Now seen as an extremely hot planet, Venus might have had oceans at a very early point in time. However, these seas would have been as hellish as the planet is today, being made not of water but of liquid of carbon dioxide. These oceans may have covered the whole planet having a depth ranging to 80 feet. Venus’ surface is believed to have been molded by these oceans of fluid carbon dioxide, according to a study published recently in The Journal of Physical Chemistry Letters.
The study was conducted under the supervision of Dima Bolmatov,, a theoretical physicist of New York’s Cornell University. His team of researchers created digital atomic model reproductions to see how Venus’ carbon dioxide behaves. They examined the features and effects of ‘supercritical’ carbon dioxide, which displays both fluid and gas properties. According to Dima Bolmatov the planet’s atmosphere is comprised of carbon dioxide in a 96.5 percent volume ratio.
As indicated by the study, the air pressure found in Venus’ atmosphere is about 90 times higher than that of our planet. Scientists believe that, in earlier times, Venus may have had a more increased atmosphere pressure for long periods of time ranging from 100 million to 200 million years.
The experts allege that the ‘supercritical’ carbon dioxide presenting fluid-like properties was probably shaped under those higher surface pressure circumstances.
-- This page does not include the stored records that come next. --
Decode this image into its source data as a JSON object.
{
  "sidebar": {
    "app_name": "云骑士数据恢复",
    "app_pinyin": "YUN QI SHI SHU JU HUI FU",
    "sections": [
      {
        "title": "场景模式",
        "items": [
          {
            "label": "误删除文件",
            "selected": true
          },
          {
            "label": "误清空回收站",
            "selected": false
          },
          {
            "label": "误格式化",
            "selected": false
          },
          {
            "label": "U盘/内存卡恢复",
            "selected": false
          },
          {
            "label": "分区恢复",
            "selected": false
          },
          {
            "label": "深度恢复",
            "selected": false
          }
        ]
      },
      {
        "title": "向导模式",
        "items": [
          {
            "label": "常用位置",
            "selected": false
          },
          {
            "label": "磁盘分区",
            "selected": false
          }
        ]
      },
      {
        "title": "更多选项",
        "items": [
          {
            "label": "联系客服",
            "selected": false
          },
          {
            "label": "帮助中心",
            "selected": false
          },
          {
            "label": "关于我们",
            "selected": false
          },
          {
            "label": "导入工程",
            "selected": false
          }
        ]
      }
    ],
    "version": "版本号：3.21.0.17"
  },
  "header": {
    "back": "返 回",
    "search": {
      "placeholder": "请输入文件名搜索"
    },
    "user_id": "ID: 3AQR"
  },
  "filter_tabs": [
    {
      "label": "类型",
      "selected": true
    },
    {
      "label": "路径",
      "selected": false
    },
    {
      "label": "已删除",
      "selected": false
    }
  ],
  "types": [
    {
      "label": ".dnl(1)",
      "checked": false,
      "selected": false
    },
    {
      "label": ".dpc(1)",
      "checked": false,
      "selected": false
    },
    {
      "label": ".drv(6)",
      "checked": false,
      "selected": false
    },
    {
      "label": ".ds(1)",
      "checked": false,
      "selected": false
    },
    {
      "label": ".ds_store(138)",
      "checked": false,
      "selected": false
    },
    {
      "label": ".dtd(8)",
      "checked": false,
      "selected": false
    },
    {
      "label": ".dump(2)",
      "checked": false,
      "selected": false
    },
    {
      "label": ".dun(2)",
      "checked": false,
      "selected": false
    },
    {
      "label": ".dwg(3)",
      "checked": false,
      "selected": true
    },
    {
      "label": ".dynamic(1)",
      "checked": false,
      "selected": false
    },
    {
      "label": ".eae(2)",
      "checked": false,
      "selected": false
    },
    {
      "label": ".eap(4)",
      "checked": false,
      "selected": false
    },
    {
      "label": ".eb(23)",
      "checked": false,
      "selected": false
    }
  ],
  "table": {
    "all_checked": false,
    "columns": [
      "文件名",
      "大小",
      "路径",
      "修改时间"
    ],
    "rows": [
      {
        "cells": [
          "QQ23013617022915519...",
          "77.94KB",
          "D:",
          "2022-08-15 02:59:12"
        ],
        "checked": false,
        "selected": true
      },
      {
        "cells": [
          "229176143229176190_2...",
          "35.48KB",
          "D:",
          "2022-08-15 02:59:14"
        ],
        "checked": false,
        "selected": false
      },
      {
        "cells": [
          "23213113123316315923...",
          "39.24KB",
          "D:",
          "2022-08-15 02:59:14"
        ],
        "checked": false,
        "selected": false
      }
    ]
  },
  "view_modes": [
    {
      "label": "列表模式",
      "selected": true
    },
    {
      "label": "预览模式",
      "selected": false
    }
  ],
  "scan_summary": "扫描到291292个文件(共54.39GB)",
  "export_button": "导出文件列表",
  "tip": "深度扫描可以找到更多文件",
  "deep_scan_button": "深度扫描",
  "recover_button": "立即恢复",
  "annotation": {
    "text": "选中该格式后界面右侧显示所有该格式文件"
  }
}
The lead researcher at Cornell University held that ‘supercritical’ carbon dioxide is likely to be the cause behind today’s landscape on Venus, sculpting fields, river- like beds or rift valleys.
The group of researchers additionally found that tight masses of supercritical carbon dioxide with gas-like features may have been similar to soap bubbles during the high pressure phase on Venus. Bolmatov explained that supercritical carbon dioxide would have looked like a gas bubble encompassed in a dense stratum of liquid.
The scientists trust that further examinations will also involve experiments aiming at observing when supercritical carbon dioxide changes its properties from gas-like to liquid-like.
Earth and Venus are very much alike. They display about the same mass and size and chemical composites. But while our planet is much like a heaven for life forms, Venus is more like an inferno. The air conditions on the shiny planet are deadly and its land fields are hot to the melting point. Venus is popular for its remarkably hot atmospheric conditions, being the hottest member of our earth’s planetary group with temperatures reaching regularly 462 degrees Celsius.
Image Source: New Scientist